Instructions to follow:
Tally the lines of the listing that contain the word "placeholder", then give the total and nothing else.

Provided information:
*** Begin section ***

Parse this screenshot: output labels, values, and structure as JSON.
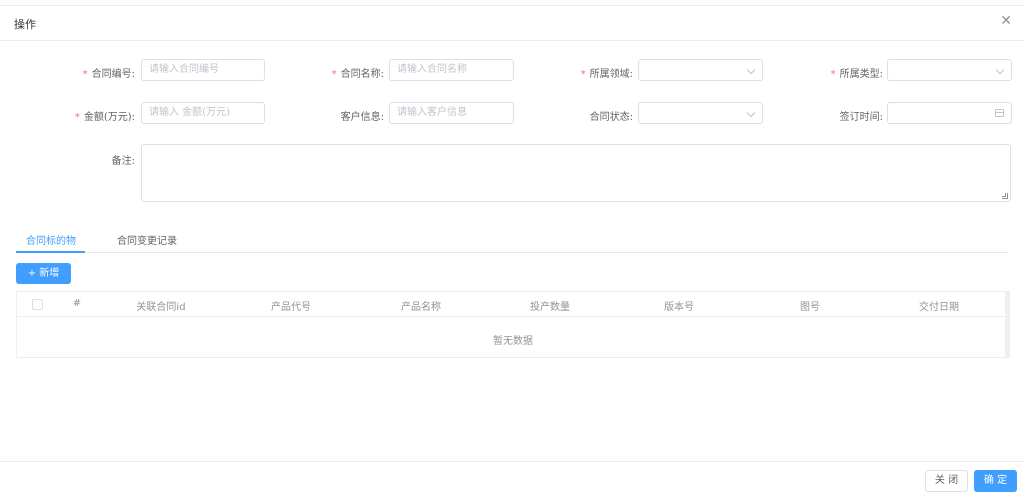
{
  "dialog": {
    "title": "操作",
    "close_icon": "close-icon"
  },
  "form": {
    "contract_no": {
      "label": "合同编号:",
      "placeholder": "请输入合同编号",
      "required": true
    },
    "contract_name": {
      "label": "合同名称:",
      "placeholder": "请输入合同名称",
      "required": true
    },
    "domain": {
      "label": "所属领域:",
      "value": "",
      "required": true
    },
    "type": {
      "label": "所属类型:",
      "value": "",
      "required": true
    },
    "amount": {
      "label": "金额(万元):",
      "placeholder": "请输入 金额(万元)",
      "required": true
    },
    "customer": {
      "label": "客户信息:",
      "placeholder": "请输入客户信息",
      "required": false
    },
    "status": {
      "label": "合同状态:",
      "value": "",
      "required": false
    },
    "sign_date": {
      "label": "签订时间:",
      "value": "",
      "required": false
    },
    "remark": {
      "label": "备注:",
      "value": ""
    },
    "required_mark": "*"
  },
  "tabs": [
    {
      "label": "合同标的物",
      "active": true
    },
    {
      "label": "合同变更记录",
      "active": false
    }
  ],
  "toolbar": {
    "add_label": "+ 新增"
  },
  "table": {
    "columns": [
      "#",
      "关联合同id",
      "产品代号",
      "产品名称",
      "投产数量",
      "版本号",
      "图号",
      "交付日期"
    ],
    "rows": [],
    "empty_text": "暂无数据"
  },
  "footer": {
    "close_label": "关 闭",
    "confirm_label": "确 定"
  },
  "colors": {
    "primary": "#409eff",
    "required": "#f56c6c",
    "border": "#dcdfe6"
  }
}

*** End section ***

Solved problem:
4